I am phobic, phobic about head lice! I have been since I was a child. Turns out, I probably work in the worst profession for someone with this phobia — right? I have to laugh at the irony. Over the years, my OCD around the topic has helped me to develop some survival techniques for dealing with this enemy. By no means am I even remotely close to having the expertise of a nurse or dermatologist, but through talking to school nurses, reaching out to the teacher blogging world, and digging into some general online research, I have found a few good tips and resources for lice prevention. Read on to see what my head lice plan of attack is for this school year!
As recommended by the American Association of Dermatology (AAD): "Teach your child to stop sharing things that touch the head. Brushes, combs, hair accessories, hats, helmets, scarves, towels, and even earbuds offer head lice a good place to hang out until they can crawl onto a human.

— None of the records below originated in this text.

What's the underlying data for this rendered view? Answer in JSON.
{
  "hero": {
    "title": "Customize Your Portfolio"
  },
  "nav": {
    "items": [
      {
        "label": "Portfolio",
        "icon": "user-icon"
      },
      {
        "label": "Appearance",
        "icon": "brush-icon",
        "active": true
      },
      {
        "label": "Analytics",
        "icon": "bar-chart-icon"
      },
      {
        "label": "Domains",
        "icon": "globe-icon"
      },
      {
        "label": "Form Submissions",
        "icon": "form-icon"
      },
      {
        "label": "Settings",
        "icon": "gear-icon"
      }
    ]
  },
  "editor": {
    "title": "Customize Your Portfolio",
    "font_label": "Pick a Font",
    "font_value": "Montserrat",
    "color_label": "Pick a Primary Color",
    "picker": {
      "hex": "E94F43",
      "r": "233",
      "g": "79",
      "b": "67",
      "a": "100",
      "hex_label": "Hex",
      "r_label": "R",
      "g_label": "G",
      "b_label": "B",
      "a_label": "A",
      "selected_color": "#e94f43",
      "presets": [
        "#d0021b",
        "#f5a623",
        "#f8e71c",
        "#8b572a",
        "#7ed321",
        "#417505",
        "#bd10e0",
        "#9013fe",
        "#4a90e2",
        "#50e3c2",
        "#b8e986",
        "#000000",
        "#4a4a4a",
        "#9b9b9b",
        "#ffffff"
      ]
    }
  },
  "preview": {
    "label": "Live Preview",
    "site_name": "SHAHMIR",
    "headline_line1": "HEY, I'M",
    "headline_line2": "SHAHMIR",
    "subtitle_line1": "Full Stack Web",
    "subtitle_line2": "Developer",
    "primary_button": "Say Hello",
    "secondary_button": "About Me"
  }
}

When someone has head lice, tell your child not to touch couches, chairs, pillows, rugs, and beds that a person who has head lice uses."
The jury is out on a final verdict, but I’ve talked to many a mother, even some who are nurses, and certainly found all over Pinterest, the wonders of using tea tree and lavender oils mixed with shampoo or water solutions as a preventative measure (and possibly treatment) against these pests. Certainly, do your own research, but I personally mix this solution into my son’s shampoo and styling spray bottle. It smells great, his hair looks great, and it gives me some hope that it might be helping prevent any creepy crawlers from coming home as stowaways. Want more information? I found this article from Healthline to be interesting, informative, and it provided necessary precautions.
I’ve used heavy-duty garbage bags to store everyone’s personal belongings when we’ve had a lice outbreak in class. Two years ago I had what I think was a genius moment when I realized I should just do this same prevention all year. We don’t have separated cubbies, so student coats, backpacks, hats, etc. are constantly right next to each other, which is not optimal when trying to prevent the spread of head lice. My first attempt at daily bagging led me to the dollar store laundry bags below. These worked great for organization of our entryway, and must have at least somewhat helped with lice spread prevention.
The laundry bag method above is certainly worth a try (if for no other reason than for organization of a hook area in the classroom), but it has two drawbacks: 1) The bags eventually wear out, usually before the end of the year; and 2) The bags are not totally sealed, nor made of 100 percent impermeable material.
So, I scoured the Internet for other potential ideas and found the king of lice prevention bags: SUPER JUMBO zipper seal bags with handles. These were originally designed for basement storage, but are perfectly sized for backpacks, coats, and other home items. They seal, they hang, and they are made of plastic so they are impermeable!
According to the AAD, if lice become an issue in your classroom (or at home), there are a few things you can do to catch the problem early and hopefully remedy the situation. As for my own tip, I would certainly suggest instantly bagging up belongings of ALL STUDENTS into at least garbage bags or any of my other suggestions above. On the AAD website, they suggest you:
Check your child’s hair (see diagnosing head lice at home).
Inspect household items that can get infested with lice and nits: towels, rugs, and bedding.
Look carefully at the clothes your child has worn during the past two days for lice and their eggs.
Reinforce the message to stop sharing anything that touches the head.
Tell your child to stop head-to-head contact with other kids until the school is free of lice.
Lice happens. We want kids to learn about it, know about how to prevent lice from spreading, and we also want to be very sensitive to the feelings of anyone who might have lice in the classroom. We would never want someone to feel isolated, bullied, nor made fun of because they have or had head lice. I find that having open discussions about lice, pointing out that head lice is a common part of elementary school life, and that lice can happen to anyone prevents insensitivity from ever being an issue.
Below are a few of my favorite resources to help you facilitate these conversations promoting awareness. I mean, how can you beat David Shannon talking about bugs in his hair?
NOTE: You must have a BrainPOP account to watch that specific video. Several other lice educational videos can be found on the My Head Lice Treatment YouTube channel.
Do YOU have any other brilliant tips for preventing and dealing with head lice in the classroom and at home? If so, please share. Thanks for reading, and see you soon!